- Potential revenue numbers and tax treatment of sports betting;
- The possibility of fixed games; and
- Whether sports leagues have any rights in the wagering space.
Sports betting revenue and taxes
Estimates of revenue and tax proceeds from state-sanctioned sports gambling run the gamut. Some appear wildly optimistic. Others are more measured. The 1976 report fell squarely in the latter camp.
“Sports wagering…falls considerably below other types of wagering in terms of the revenue it produces for the operator,” wrote the Commission.
The report continued on this point, with a warning:
Likelihood of a ‘fix’
Leaders of sports leagues have long emphasized game-fixing concerns as the basis for opposition for any legalization of sports betting. Such a historical anchor is best exemplified by Major League Baseball, which created its commissioner position in the wake of the fixed 1919 World Series involving the “Black Sox.” The potential for gambling-fueled fixed games was repeatedly mentioned by Judge Michael Shipp in 2012 when he made his initial ruling against New Jersey in the NCAA, et al. v. Gov. Christie, et al. legal case now at the Supreme Court.
The 1976 report tackles the issue head-on, refuting suggestions made by sports league executives who provided witness testimony a year earlier:
A ‘proprietary’ interest in sports betting
Playing the role of soothsayer, the 1976 report also addressed an issue that has been lurking during the entire five-plus year pendency of the current Supreme Court sports betting case: Do sports leagues have a “right” to exert control in the sports gambling space?

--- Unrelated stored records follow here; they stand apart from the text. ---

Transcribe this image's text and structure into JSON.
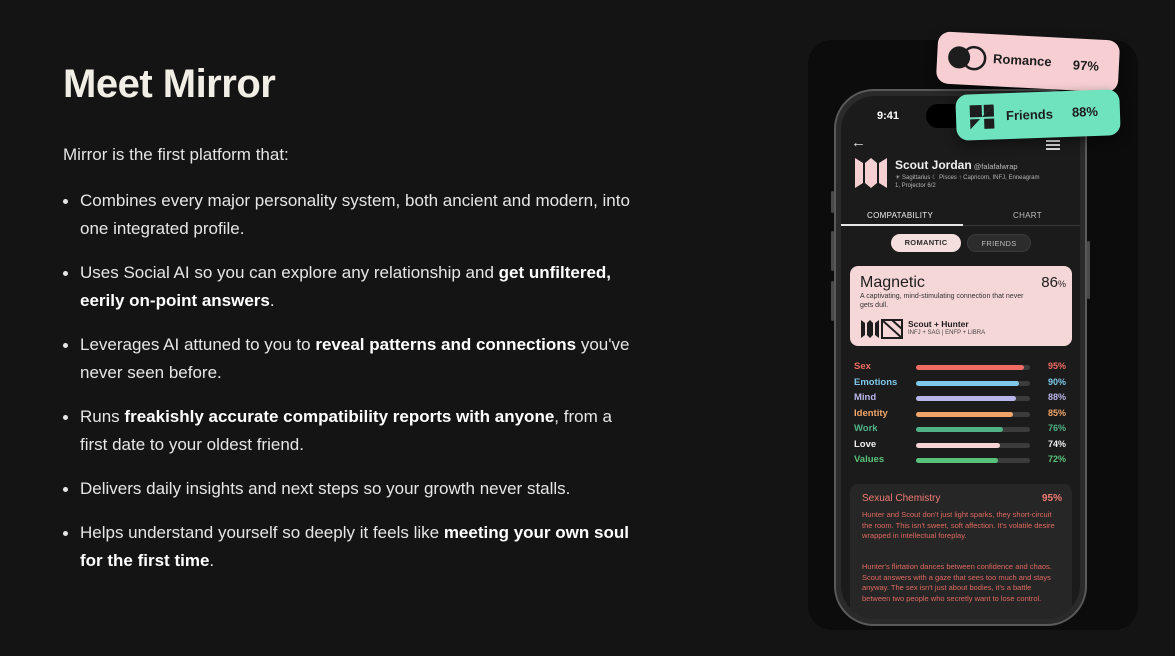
{
  "hero": {
    "title": "Meet Mirror",
    "intro": "Mirror is the first platform that:"
  },
  "bullets": [
    {
      "parts": [
        {
          "text": "Combines every major personality system, both ancient and modern, into one integrated profile.",
          "bold": false
        }
      ]
    },
    {
      "parts": [
        {
          "text": "Uses Social AI so you can explore any relationship and ",
          "bold": false
        },
        {
          "text": "get unfiltered, eerily on-point answers",
          "bold": true
        },
        {
          "text": ".",
          "bold": false
        }
      ]
    },
    {
      "parts": [
        {
          "text": "Leverages AI attuned to you to ",
          "bold": false
        },
        {
          "text": "reveal patterns and connections",
          "bold": true
        },
        {
          "text": " you've never seen before.",
          "bold": false
        }
      ]
    },
    {
      "parts": [
        {
          "text": "Runs ",
          "bold": false
        },
        {
          "text": "freakishly accurate compatibility reports with anyone",
          "bold": true
        },
        {
          "text": ", from a first date to your oldest friend.",
          "bold": false
        }
      ]
    },
    {
      "parts": [
        {
          "text": "Delivers daily insights and next steps so your growth never stalls.",
          "bold": false
        }
      ]
    },
    {
      "parts": [
        {
          "text": "Helps understand yourself so deeply it feels like ",
          "bold": false
        },
        {
          "text": "meeting your own soul for the first time",
          "bold": true
        },
        {
          "text": ".",
          "bold": false
        }
      ]
    }
  ],
  "pills": {
    "romance": {
      "label": "Romance",
      "pct": "97%",
      "color": "#f7cfd3"
    },
    "friends": {
      "label": "Friends",
      "pct": "88%",
      "color": "#6fe3be"
    }
  },
  "phone": {
    "time": "9:41",
    "profile": {
      "name": "Scout Jordan",
      "handle": "@falafalwrap",
      "meta": "☀ Sagittarius ☾ Pisces ↑ Capricorn, INFJ, Enneagram 1, Projector 6/2"
    },
    "tabs": {
      "compatibility": "COMPATABILITY",
      "chart": "CHART"
    },
    "segments": {
      "romantic": "ROMANTIC",
      "friends": "FRIENDS"
    },
    "card": {
      "title": "Magnetic",
      "pct": "86",
      "pct_unit": "%",
      "desc": "A captivating, mind-stimulating connection that never gets dull.",
      "pair": "Scout + Hunter",
      "pair_sub": "INFJ + SAG | ENFP + LIBRA"
    },
    "metrics": [
      {
        "label": "Sex",
        "pct": "95%",
        "value": 95,
        "color": "#f06b63"
      },
      {
        "label": "Emotions",
        "pct": "90%",
        "value": 90,
        "color": "#7ec9ea"
      },
      {
        "label": "Mind",
        "pct": "88%",
        "value": 88,
        "color": "#b9b6ea"
      },
      {
        "label": "Identity",
        "pct": "85%",
        "value": 85,
        "color": "#f1a66a"
      },
      {
        "label": "Work",
        "pct": "76%",
        "value": 76,
        "color": "#4fb386"
      },
      {
        "label": "Love",
        "pct": "74%",
        "value": 74,
        "color": "#f6d4d6"
      },
      {
        "label": "Values",
        "pct": "72%",
        "value": 72,
        "color": "#59c27a"
      }
    ],
    "detail": {
      "title": "Sexual Chemistry",
      "pct": "95%",
      "para1": "Hunter and Scout don't just light sparks, they short-circuit the room. This isn't sweet, soft affection. It's volatile desire wrapped in intellectual foreplay.",
      "para2": "Hunter's flirtation dances between confidence and chaos. Scout answers with a gaze that sees too much and stays anyway. The sex isn't just about bodies, it's a battle between two people who secretly want to lose control."
    }
  }
}
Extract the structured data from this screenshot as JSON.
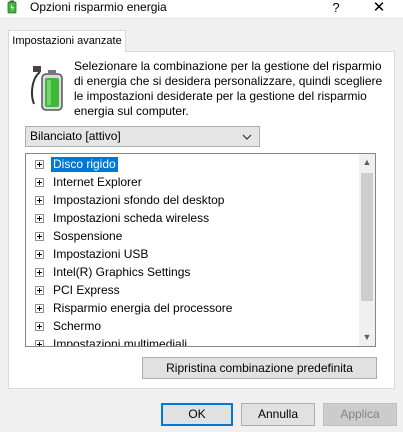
{
  "window": {
    "title": "Opzioni risparmio energia",
    "help_label": "?",
    "close_label": "✕"
  },
  "tab": {
    "label": "Impostazioni avanzate"
  },
  "description": "Selezionare la combinazione per la gestione del risparmio di energia che si desidera personalizzare, quindi scegliere le impostazioni desiderate per la gestione del risparmio energia sul computer.",
  "plan_select": {
    "value": "Bilanciato [attivo]"
  },
  "tree": {
    "items": [
      {
        "label": "Disco rigido",
        "selected": true
      },
      {
        "label": "Internet Explorer"
      },
      {
        "label": "Impostazioni sfondo del desktop"
      },
      {
        "label": "Impostazioni scheda wireless"
      },
      {
        "label": "Sospensione"
      },
      {
        "label": "Impostazioni USB"
      },
      {
        "label": "Intel(R) Graphics Settings"
      },
      {
        "label": "PCI Express"
      },
      {
        "label": "Risparmio energia del processore"
      },
      {
        "label": "Schermo"
      },
      {
        "label": "Impostazioni multimediali"
      }
    ]
  },
  "buttons": {
    "restore": "Ripristina combinazione predefinita",
    "ok": "OK",
    "cancel": "Annulla",
    "apply": "Applica"
  },
  "colors": {
    "selection": "#0078d7",
    "battery_green": "#3fb83a"
  },
  "icons": {
    "app": "power-options-icon",
    "battery": "battery-plug-icon",
    "dropdown": "chevron-down-icon",
    "expander": "plus-box-icon"
  }
}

NBA commissioner Adam Silver touched on the topic during July 2017 remarks at a conference in New York City.
“Ultimately, as the owners of the intellectual property, we’re going to embrace it,” said Silver in comments that were first reported by the Sports Business Journal.
The 1976 report flagged the related “proprietary interest” issue implicated by Silver’s position:
Last month, ESPN reported that “Silver and the other leagues hope to eventually lobby Congress to get a piece of bets on each league.” Accordingly, any such future lobbying—whether by the NBA alone or by a collection of like-minded sports leagues—suggests that this issue remains relevant.
In fact just yesterday, Alan Morrison, a Republican member of Indiana’s House of Representatives, introduced House Bill 1325 that would impose a 1% “integrity fee” on the sports betting handle collected by state-licensed sportsbooks. According to a report by ESPN’s David Purdum, this provision materialized after Morrison “received input on the bill from the NBA and Major League Baseball.”
The report’s sub-section dedicated to the sports betting “controversy” concluded with a big picture recommendation.
“[T]he Commission believes that the issue of legalized wagering on sports events should be the subject of extensive debate to allow the voting public to form an educated opinion,” wrote the authors of the prescient 1976 report.
The forward-looking bipartisan group currently calling for hearings would likely agree.
SportsHandle contributor Ryan Rodenberg works as a professor, researcher, and writer. He’s on Twitter @sportslawprof.